- **What this task involves**
Go through the data and copy every line exactly, but not the images.

- **Record excerpts**
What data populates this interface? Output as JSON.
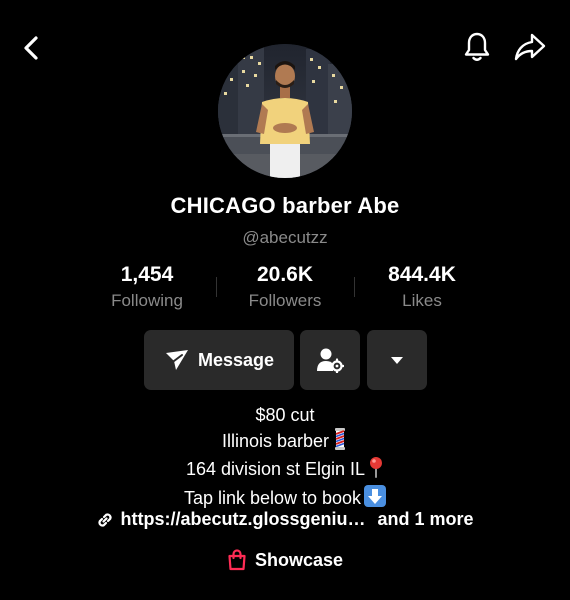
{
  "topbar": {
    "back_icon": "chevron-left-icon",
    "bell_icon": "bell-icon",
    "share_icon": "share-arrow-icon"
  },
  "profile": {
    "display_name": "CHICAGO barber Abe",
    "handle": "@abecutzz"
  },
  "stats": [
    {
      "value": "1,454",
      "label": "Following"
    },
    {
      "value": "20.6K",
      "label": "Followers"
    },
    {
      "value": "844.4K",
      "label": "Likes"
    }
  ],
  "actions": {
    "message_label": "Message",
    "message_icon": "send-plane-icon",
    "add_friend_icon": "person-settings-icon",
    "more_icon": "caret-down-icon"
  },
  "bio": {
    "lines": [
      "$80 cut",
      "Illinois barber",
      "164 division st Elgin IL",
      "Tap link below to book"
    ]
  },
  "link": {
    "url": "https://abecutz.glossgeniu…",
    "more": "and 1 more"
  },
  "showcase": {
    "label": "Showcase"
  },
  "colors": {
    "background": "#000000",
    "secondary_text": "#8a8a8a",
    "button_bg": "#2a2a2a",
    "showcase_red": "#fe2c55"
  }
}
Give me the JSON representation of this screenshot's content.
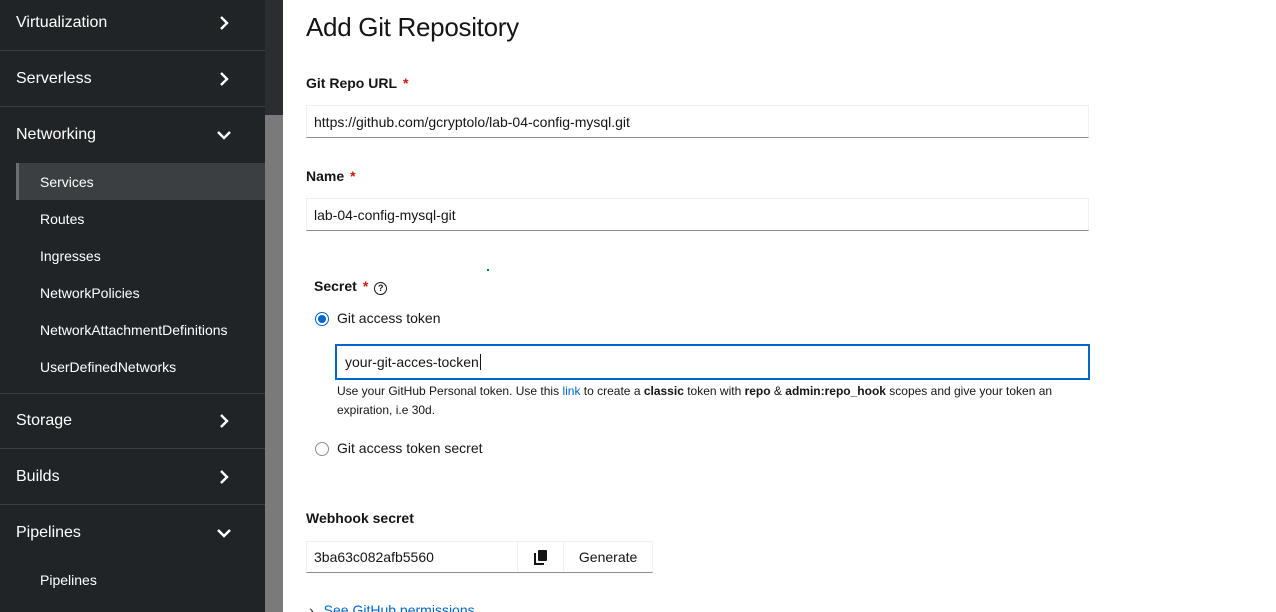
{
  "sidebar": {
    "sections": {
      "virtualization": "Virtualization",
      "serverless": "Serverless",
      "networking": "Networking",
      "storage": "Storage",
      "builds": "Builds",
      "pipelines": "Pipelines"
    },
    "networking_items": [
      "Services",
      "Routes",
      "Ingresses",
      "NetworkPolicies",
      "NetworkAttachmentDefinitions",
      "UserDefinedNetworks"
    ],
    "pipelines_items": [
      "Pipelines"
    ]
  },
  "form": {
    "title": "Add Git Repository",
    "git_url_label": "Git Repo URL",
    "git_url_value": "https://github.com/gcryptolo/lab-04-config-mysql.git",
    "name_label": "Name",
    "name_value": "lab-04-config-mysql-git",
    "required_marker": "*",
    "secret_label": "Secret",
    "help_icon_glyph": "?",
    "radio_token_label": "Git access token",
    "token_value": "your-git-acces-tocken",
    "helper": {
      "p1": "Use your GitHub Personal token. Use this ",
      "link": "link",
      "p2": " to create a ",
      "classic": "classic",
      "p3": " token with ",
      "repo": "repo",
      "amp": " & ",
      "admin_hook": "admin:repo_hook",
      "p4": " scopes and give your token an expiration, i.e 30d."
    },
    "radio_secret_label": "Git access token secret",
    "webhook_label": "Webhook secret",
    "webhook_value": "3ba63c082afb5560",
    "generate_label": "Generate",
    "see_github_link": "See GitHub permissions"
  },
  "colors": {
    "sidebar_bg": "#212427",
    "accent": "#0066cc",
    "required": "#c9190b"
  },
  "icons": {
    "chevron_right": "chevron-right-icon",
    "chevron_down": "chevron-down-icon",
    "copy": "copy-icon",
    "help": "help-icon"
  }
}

- **Result of this task**
What data populates this interface? Output as JSON.
{
  "topbar": {
    "back_icon": "chevron-left-icon",
    "bell_icon": "bell-icon",
    "share_icon": "share-arrow-icon"
  },
  "profile": {
    "display_name": "CHICAGO barber Abe",
    "handle": "@abecutzz"
  },
  "stats": [
    {
      "value": "1,454",
      "label": "Following"
    },
    {
      "value": "20.6K",
      "label": "Followers"
    },
    {
      "value": "844.4K",
      "label": "Likes"
    }
  ],
  "actions": {
    "message_label": "Message",
    "message_icon": "send-plane-icon",
    "add_friend_icon": "person-settings-icon",
    "more_icon": "caret-down-icon"
  },
  "bio": {
    "lines": [
      "$80 cut",
      "Illinois barber",
      "164 division st Elgin IL",
      "Tap link below to book"
    ]
  },
  "link": {
    "url": "https://abecutz.glossgeniu…",
    "more": "and 1 more"
  },
  "showcase": {
    "label": "Showcase"
  },
  "colors": {
    "background": "#000000",
    "secondary_text": "#8a8a8a",
    "button_bg": "#2a2a2a",
    "showcase_red": "#fe2c55"
  }
}
Give me the JSON representation of this screenshot's content.
{
  "sidebar": {
    "sections": {
      "virtualization": "Virtualization",
      "serverless": "Serverless",
      "networking": "Networking",
      "storage": "Storage",
      "builds": "Builds",
      "pipelines": "Pipelines"
    },
    "networking_items": [
      "Services",
      "Routes",
      "Ingresses",
      "NetworkPolicies",
      "NetworkAttachmentDefinitions",
      "UserDefinedNetworks"
    ],
    "pipelines_items": [
      "Pipelines"
    ]
  },
  "form": {
    "title": "Add Git Repository",
    "git_url_label": "Git Repo URL",
    "git_url_value": "https://github.com/gcryptolo/lab-04-config-mysql.git",
    "name_label": "Name",
    "name_value": "lab-04-config-mysql-git",
    "required_marker": "*",
    "secret_label": "Secret",
    "help_icon_glyph": "?",
    "radio_token_label": "Git access token",
    "token_value": "your-git-acces-tocken",
    "helper": {
      "p1": "Use your GitHub Personal token. Use this ",
      "link": "link",
      "p2": " to create a ",
      "classic": "classic",
      "p3": " token with ",
      "repo": "repo",
      "amp": " & ",
      "admin_hook": "admin:repo_hook",
      "p4": " scopes and give your token an expiration, i.e 30d."
    },
    "radio_secret_label": "Git access token secret",
    "webhook_label": "Webhook secret",
    "webhook_value": "3ba63c082afb5560",
    "generate_label": "Generate",
    "see_github_link": "See GitHub permissions"
  },
  "colors": {
    "sidebar_bg": "#212427",
    "accent": "#0066cc",
    "required": "#c9190b"
  },
  "icons": {
    "chevron_right": "chevron-right-icon",
    "chevron_down": "chevron-down-icon",
    "copy": "copy-icon",
    "help": "help-icon"
  }
}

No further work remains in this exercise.